[Element data from apps and pages]
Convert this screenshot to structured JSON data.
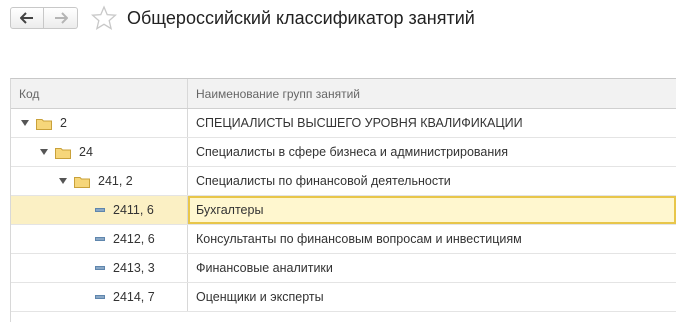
{
  "window": {
    "title": "Общероссийский классификатор занятий",
    "back_icon": "arrow-left-icon",
    "forward_icon": "arrow-right-icon",
    "favorite_icon": "star-icon"
  },
  "table": {
    "columns": [
      "Код",
      "Наименование групп занятий"
    ],
    "rows": [
      {
        "code": "2",
        "name": "СПЕЦИАЛИСТЫ ВЫСШЕГО УРОВНЯ КВАЛИФИКАЦИИ",
        "type": "group",
        "expanded": true,
        "level": 0
      },
      {
        "code": "24",
        "name": "Специалисты в сфере бизнеса и администрирования",
        "type": "group",
        "expanded": true,
        "level": 1
      },
      {
        "code": "241, 2",
        "name": "Специалисты по финансовой деятельности",
        "type": "group",
        "expanded": true,
        "level": 2
      },
      {
        "code": "2411, 6",
        "name": "Бухгалтеры",
        "type": "item",
        "selected": true,
        "level": 3
      },
      {
        "code": "2412, 6",
        "name": "Консультанты по финансовым вопросам и инвестициям",
        "type": "item",
        "level": 3
      },
      {
        "code": "2413, 3",
        "name": "Финансовые аналитики",
        "type": "item",
        "level": 3
      },
      {
        "code": "2414, 7",
        "name": "Оценщики и эксперты",
        "type": "item",
        "level": 3
      }
    ]
  },
  "colors": {
    "selected_row": "#fbf0c4",
    "selected_border": "#e8c64a",
    "folder": "#f0c860"
  }
}
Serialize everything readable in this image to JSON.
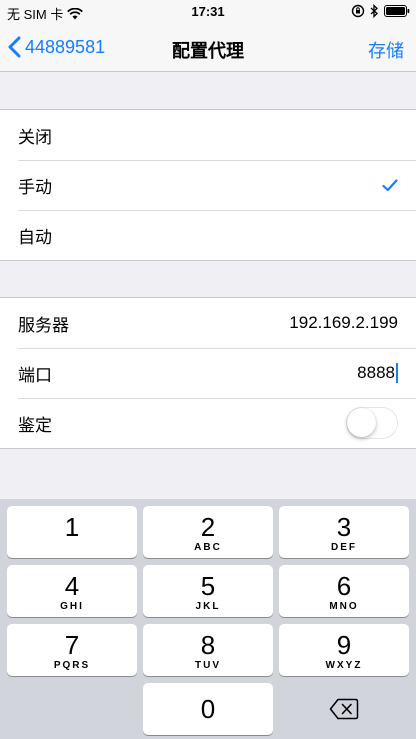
{
  "status": {
    "carrier": "无 SIM 卡",
    "time": "17:31"
  },
  "nav": {
    "back_label": "44889581",
    "title": "配置代理",
    "save_label": "存储"
  },
  "proxy_modes": [
    {
      "label": "关闭",
      "selected": false
    },
    {
      "label": "手动",
      "selected": true
    },
    {
      "label": "自动",
      "selected": false
    }
  ],
  "manual": {
    "server_label": "服务器",
    "server_value": "192.169.2.199",
    "port_label": "端口",
    "port_value": "8888",
    "auth_label": "鉴定",
    "auth_on": false
  },
  "keypad": [
    {
      "num": "1",
      "letters": ""
    },
    {
      "num": "2",
      "letters": "ABC"
    },
    {
      "num": "3",
      "letters": "DEF"
    },
    {
      "num": "4",
      "letters": "GHI"
    },
    {
      "num": "5",
      "letters": "JKL"
    },
    {
      "num": "6",
      "letters": "MNO"
    },
    {
      "num": "7",
      "letters": "PQRS"
    },
    {
      "num": "8",
      "letters": "TUV"
    },
    {
      "num": "9",
      "letters": "WXYZ"
    },
    {
      "num": "0",
      "letters": ""
    }
  ],
  "colors": {
    "accent": "#147efb",
    "background": "#efeff4",
    "keypad_bg": "#d1d4da"
  },
  "icons": {
    "wifi": "wifi-icon",
    "lock": "rotation-lock-icon",
    "bluetooth": "bluetooth-icon",
    "battery": "battery-icon",
    "back": "chevron-left-icon",
    "check": "checkmark-icon",
    "delete": "backspace-icon"
  }
}
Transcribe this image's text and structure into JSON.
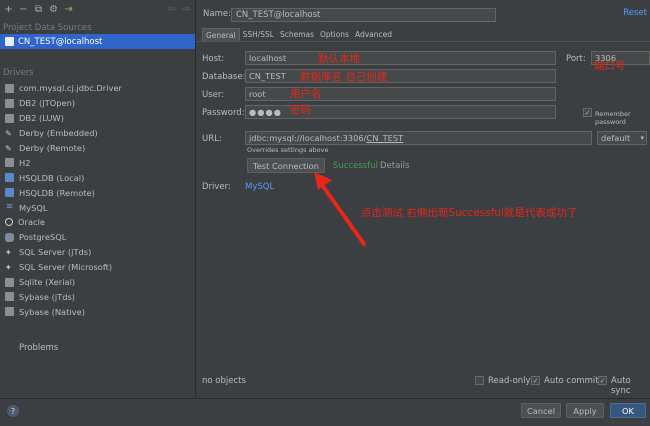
{
  "sidebar": {
    "toolbar": [
      "+",
      "−",
      "copy",
      "settings",
      "export",
      "back",
      "forward"
    ],
    "project_title": "Project Data Sources",
    "selected_source": "CN_TEST@localhost",
    "drivers_title": "Drivers",
    "drivers": [
      "com.mysql.cj.jdbc.Driver",
      "DB2 (JTOpen)",
      "DB2 (LUW)",
      "Derby (Embedded)",
      "Derby (Remote)",
      "H2",
      "HSQLDB (Local)",
      "HSQLDB (Remote)",
      "MySQL",
      "Oracle",
      "PostgreSQL",
      "SQL Server (jTds)",
      "SQL Server (Microsoft)",
      "Sqlite (Xerial)",
      "Sybase (jTds)",
      "Sybase (Native)"
    ],
    "problems_label": "Problems"
  },
  "header": {
    "name_label": "Name:",
    "name_value": "CN_TEST@localhost",
    "reset_label": "Reset"
  },
  "tabs": [
    "General",
    "SSH/SSL",
    "Schemas",
    "Options",
    "Advanced"
  ],
  "form": {
    "host_label": "Host:",
    "host_value": "localhost",
    "port_label": "Port:",
    "port_value": "3306",
    "database_label": "Database:",
    "database_value": "CN_TEST",
    "user_label": "User:",
    "user_value": "root",
    "password_label": "Password:",
    "password_value": "●●●●",
    "remember_label": "Remember password",
    "url_label": "URL:",
    "url_value": "jdbc:mysql://localhost:3306/CN_TEST",
    "url_mode": "default",
    "overrides_note": "Overrides settings above",
    "test_button": "Test Connection",
    "success_text": "Successful",
    "details_label": "Details",
    "driver_label": "Driver:",
    "driver_value": "MySQL"
  },
  "annotations": {
    "host": "默认本地",
    "port": "端口号",
    "database": "数据库名 自己创建",
    "user": "用户名",
    "password": "密码",
    "test": "点击测试   右侧出现Successful就是代表成功了"
  },
  "footer_panel": {
    "status": "no objects",
    "readonly_label": "Read-only",
    "autocommit_label": "Auto commit",
    "autosync_label": "Auto sync"
  },
  "buttons": {
    "help": "?",
    "cancel": "Cancel",
    "apply": "Apply",
    "ok": "OK"
  }
}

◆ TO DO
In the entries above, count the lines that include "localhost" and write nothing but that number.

◆ REPLY TO THE EXERCISE
4